Data records for software interfaces
--- --- ---

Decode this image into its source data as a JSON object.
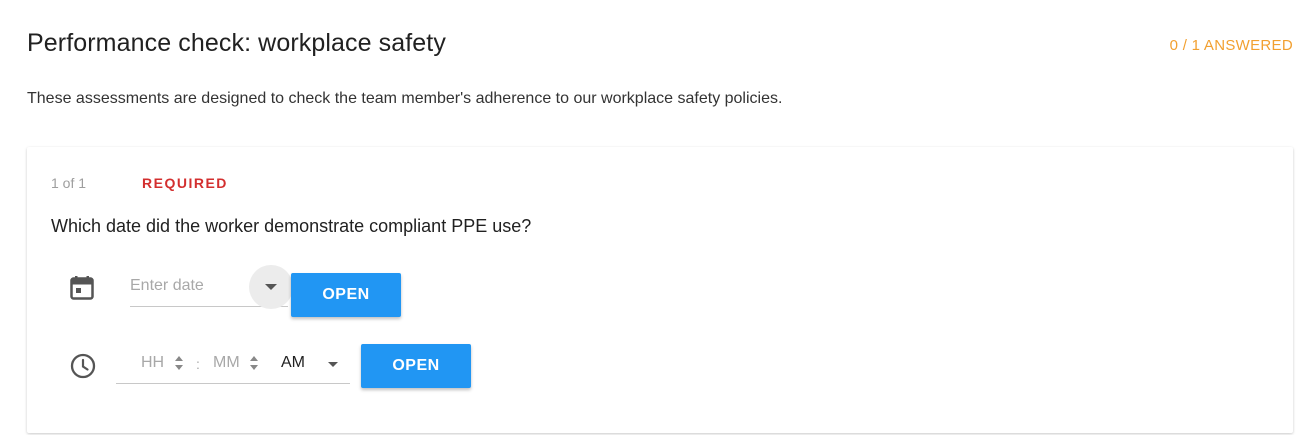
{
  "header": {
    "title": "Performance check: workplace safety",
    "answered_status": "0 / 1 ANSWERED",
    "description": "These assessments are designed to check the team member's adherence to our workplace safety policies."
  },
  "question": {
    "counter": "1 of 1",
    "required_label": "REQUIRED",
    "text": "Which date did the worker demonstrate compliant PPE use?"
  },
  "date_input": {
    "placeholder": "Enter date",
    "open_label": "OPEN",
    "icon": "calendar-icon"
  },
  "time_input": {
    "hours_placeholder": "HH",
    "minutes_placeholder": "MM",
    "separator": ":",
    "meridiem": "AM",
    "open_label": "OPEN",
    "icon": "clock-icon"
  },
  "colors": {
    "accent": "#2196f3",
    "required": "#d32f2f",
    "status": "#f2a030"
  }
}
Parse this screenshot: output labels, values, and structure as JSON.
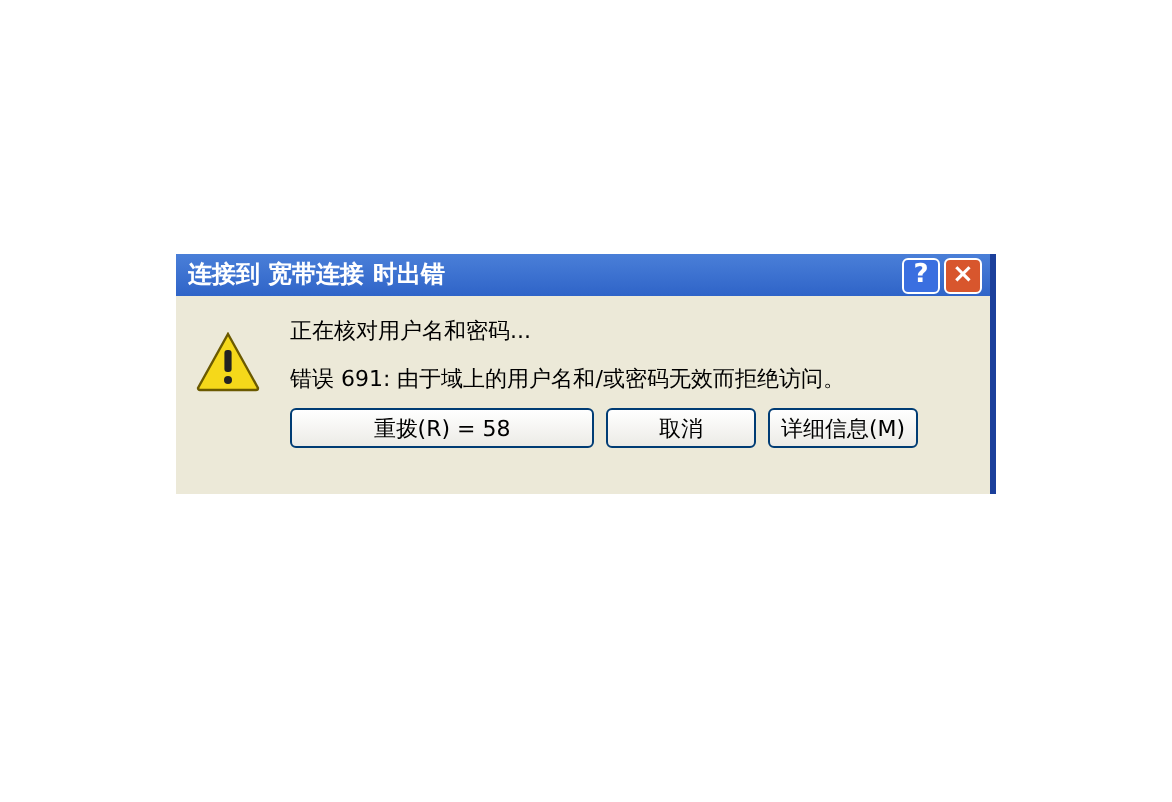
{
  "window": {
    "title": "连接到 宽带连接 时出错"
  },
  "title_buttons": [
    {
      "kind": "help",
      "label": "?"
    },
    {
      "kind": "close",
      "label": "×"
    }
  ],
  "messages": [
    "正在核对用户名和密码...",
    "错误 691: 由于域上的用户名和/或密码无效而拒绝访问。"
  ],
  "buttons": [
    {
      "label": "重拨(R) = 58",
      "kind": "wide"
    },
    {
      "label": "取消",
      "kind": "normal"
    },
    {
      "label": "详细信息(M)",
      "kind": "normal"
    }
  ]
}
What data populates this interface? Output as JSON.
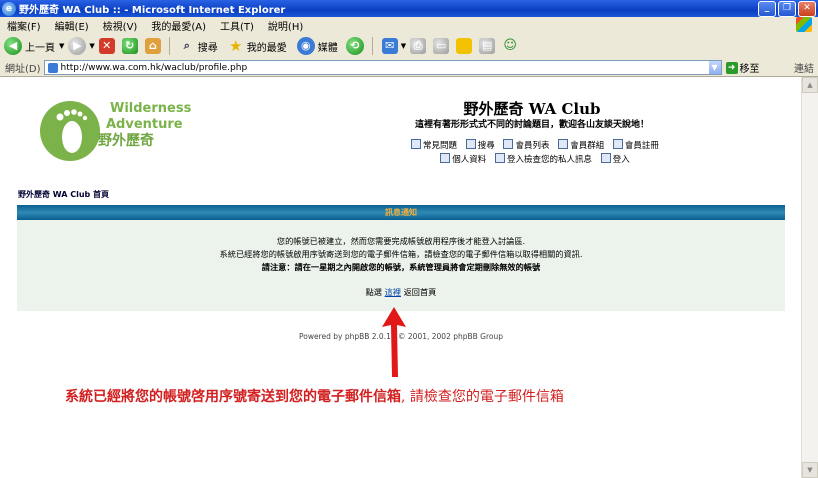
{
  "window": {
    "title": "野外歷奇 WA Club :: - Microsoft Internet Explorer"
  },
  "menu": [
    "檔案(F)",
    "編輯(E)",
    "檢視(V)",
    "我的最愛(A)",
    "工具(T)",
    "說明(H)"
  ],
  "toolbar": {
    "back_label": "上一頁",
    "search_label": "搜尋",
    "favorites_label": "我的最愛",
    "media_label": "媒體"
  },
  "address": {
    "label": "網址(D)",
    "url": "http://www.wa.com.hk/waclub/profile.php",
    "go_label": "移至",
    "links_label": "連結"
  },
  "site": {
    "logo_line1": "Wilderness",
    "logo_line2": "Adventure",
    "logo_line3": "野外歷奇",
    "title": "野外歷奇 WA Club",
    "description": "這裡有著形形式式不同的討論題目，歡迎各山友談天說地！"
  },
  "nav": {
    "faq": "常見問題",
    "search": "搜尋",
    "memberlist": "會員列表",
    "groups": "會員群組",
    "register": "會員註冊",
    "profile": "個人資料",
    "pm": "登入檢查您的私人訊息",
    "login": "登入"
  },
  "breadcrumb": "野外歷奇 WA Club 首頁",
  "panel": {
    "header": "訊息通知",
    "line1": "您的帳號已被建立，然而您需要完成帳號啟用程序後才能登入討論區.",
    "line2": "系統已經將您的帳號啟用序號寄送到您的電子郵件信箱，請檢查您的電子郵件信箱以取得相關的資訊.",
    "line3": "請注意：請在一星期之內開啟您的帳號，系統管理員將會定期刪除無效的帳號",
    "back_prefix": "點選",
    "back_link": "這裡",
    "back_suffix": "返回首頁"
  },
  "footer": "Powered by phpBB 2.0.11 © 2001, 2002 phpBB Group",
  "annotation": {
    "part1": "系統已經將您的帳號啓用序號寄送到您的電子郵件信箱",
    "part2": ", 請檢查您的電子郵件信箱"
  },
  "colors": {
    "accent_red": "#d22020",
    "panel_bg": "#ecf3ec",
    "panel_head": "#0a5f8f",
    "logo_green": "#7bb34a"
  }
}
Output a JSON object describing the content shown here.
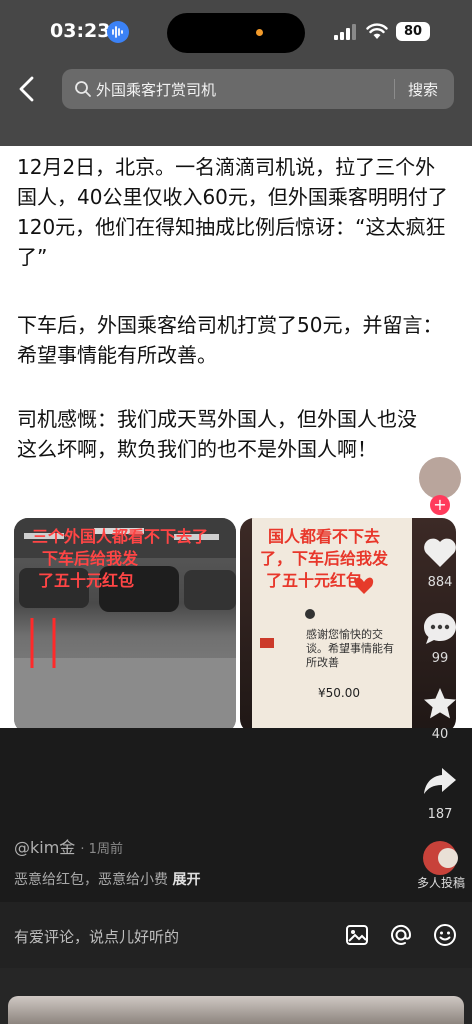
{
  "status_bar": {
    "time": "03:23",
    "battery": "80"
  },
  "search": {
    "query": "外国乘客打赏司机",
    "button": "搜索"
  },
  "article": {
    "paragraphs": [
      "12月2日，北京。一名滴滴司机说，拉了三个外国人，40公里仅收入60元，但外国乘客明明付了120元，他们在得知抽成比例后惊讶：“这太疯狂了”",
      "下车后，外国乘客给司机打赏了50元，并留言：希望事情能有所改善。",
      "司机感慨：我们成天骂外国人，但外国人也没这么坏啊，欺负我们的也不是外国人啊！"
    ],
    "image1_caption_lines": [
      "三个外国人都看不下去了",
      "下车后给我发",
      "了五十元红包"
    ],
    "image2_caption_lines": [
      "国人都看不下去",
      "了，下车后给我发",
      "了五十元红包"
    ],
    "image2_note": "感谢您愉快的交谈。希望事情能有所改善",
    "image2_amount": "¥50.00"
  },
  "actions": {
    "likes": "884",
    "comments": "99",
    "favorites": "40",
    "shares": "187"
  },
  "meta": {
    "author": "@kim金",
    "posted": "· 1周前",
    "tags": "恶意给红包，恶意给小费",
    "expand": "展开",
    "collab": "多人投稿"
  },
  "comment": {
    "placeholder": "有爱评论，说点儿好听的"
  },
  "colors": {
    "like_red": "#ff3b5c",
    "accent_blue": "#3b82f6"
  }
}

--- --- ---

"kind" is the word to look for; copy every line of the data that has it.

* _Written solution_:
      "kind": "help",
      "kind": "close",
      "kind": "wide"
      "kind": "normal"
      "kind": "normal"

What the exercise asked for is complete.